Women who eat apples and fish while pregnant may lower their child's risk of developing asthma or allergic diseases, research shows.

Experts at the University of Aberdeen asked mothers of 1,212 children to fill out food questionnaires during pregnancy and then record their children's respiratory symptoms and allergies when they reached the age of five years.

Women who ate the most apples while pregnant were less likely to have an asthmatic child than women who ate the least apples.

Eating fish once a week or more during pregnancy was also linked to a lower chance of having a child who developed eczema.

The researchers say that the antioxidant content of apples and the omega-3 fatty acid content of fish may help to protect children against asthma and allergies.

They add that what a woman eats while pregnant might influence a child's respiratory health more than the child's own diet, at least until the age of five years.

Further study is needed before it is known whether this effect declines in older children.

Study author Saskia Willers, from Utrecht University in the Netherlands, said: "Other studies have looked at individual nutrients' effect on asthma on pregnancy, but our study looked at specific foods during pregnancy and the subsequent development of childhood asthma and allergies, which is quite new."

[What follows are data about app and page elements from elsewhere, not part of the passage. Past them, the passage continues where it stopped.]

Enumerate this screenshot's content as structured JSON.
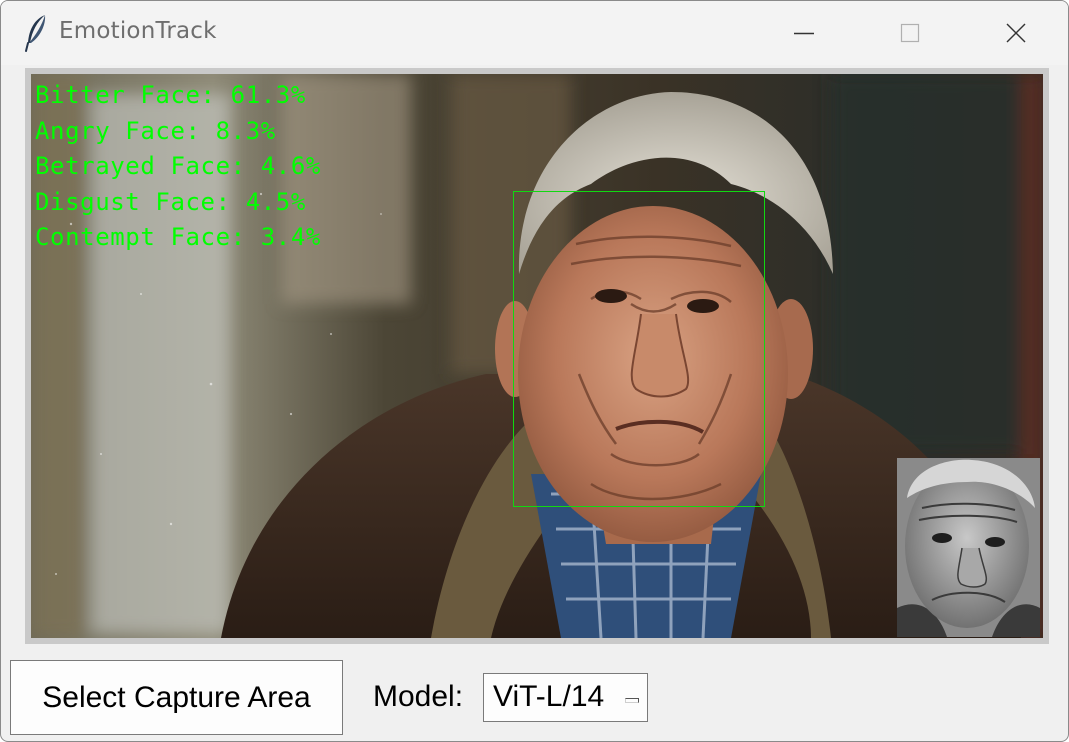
{
  "window": {
    "title": "EmotionTrack",
    "app_icon": "feather-icon",
    "controls": {
      "minimize_icon": "minimize-icon",
      "maximize_icon": "maximize-icon",
      "close_icon": "close-icon"
    }
  },
  "analysis": {
    "overlay_color": "#00ff00",
    "emotions": [
      {
        "text": "Bitter Face: 61.3%"
      },
      {
        "text": "Angry Face: 8.3%"
      },
      {
        "text": "Betrayed Face: 4.6%"
      },
      {
        "text": "Disgust Face: 4.5%"
      },
      {
        "text": "Contempt Face: 3.4%"
      }
    ]
  },
  "controls": {
    "capture_button_label": "Select Capture Area",
    "model_label": "Model:",
    "model_value": "ViT-L/14"
  }
}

She concludes that if the study data is confirmed, "recommendations on dietary modification during pregnancy may help to prevent childhood asthma and allergy."